The Education Funding Agency has announced it is freezing rates for 2014/15, prompting criticism that the sector is facing a “real terms” cut.
The agency said it would continue paying an unweighted full-time rate of £4,000 for 16 and 17-year-olds while implementation of a 17.5 per cent rate cut for 18-year-olds will see the age group’s funding drop to £3,300.
It also said the part-time rate for 16, 17 and 18-year-olds would go untouched.
Stewart Segal, chief executive of the Association of Employment and Learning Providers, said: “The freezing of the funding rate means in real terms providers are being asked to deliver more for less.”
The deputy chief executive of the Sixth Form Colleges Association James Kewin said the national rate for 16 and 17-year-olds was “still well below what colleges need to ensure all students can successfully progress”.
“Rather than conjuring up a national rate and telling colleges to deliver what they can for it, funding should be based on an assessment of what it actually costs to provide a rounded and relevant education,” he said.
He described the 18-year-old rate cut as “ill-informed and pernicious” and likely to affect “educationally vulnerable” learners.
The agency confirmed allocations, due to be published this month, would incorporate a 2 per cent cap limiting the effect of the 18-year-old cut on providers’ total budgets.
It further said it would fund places for 1.54m young people in 2014/15 with a total budget of £7.18m. “These volumes will keep us on track to provide a place for all young people who want to participate and to enable 16 year-olds to meet their new duty to participate in education or training,” it said.
However, the Association of Colleges (AoC) also argued this amounted to a real terms cut. Julian Gravatt (pictured), AoC assistant chief executive, said: “It will mean colleges, who’ve coped with year-on-year cuts since 2010, will need to do more with even less money.”
He added he was “relieved” by the 2 per cent cap, but said the measure “doesn’t address the underlying financial challenges facing colleges and sixth form colleges and will only cushion the blow for a year”.
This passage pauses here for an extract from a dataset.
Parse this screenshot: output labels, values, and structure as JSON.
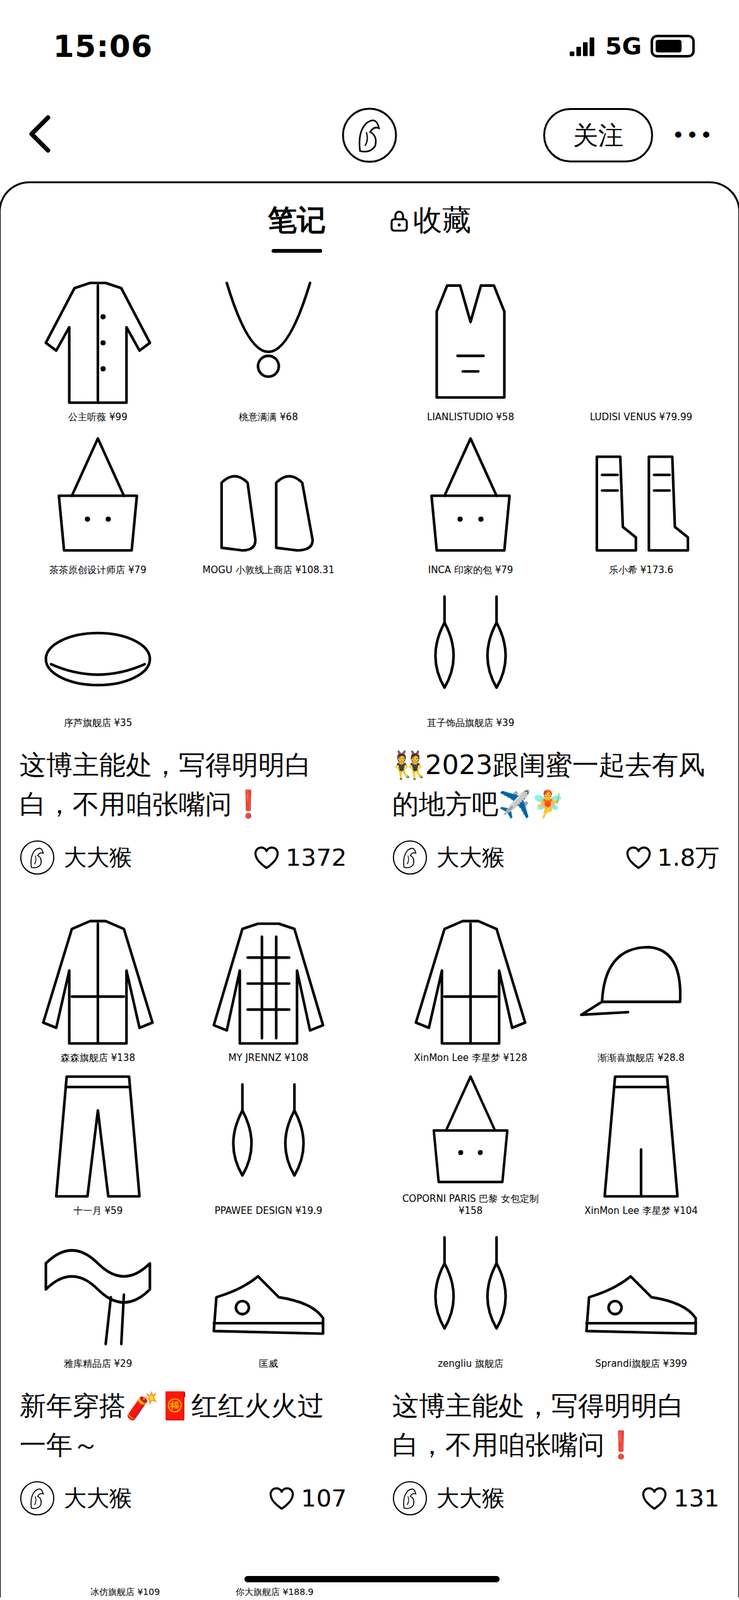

“Funding for 16 to 18 cannot sustain a further cut without quality suffering and the financial health of colleges being irreparably damaged,” warned Mr Gravatt.
Lynne Sedgmore, executive director of the 157 Group, said: “It is disappointing that the government has chosen not to review its decision. While the one-year mitigation is of some relief, we continue to make the case very strongly that this cut will hit those who most need education the hardest, and to push for a review.”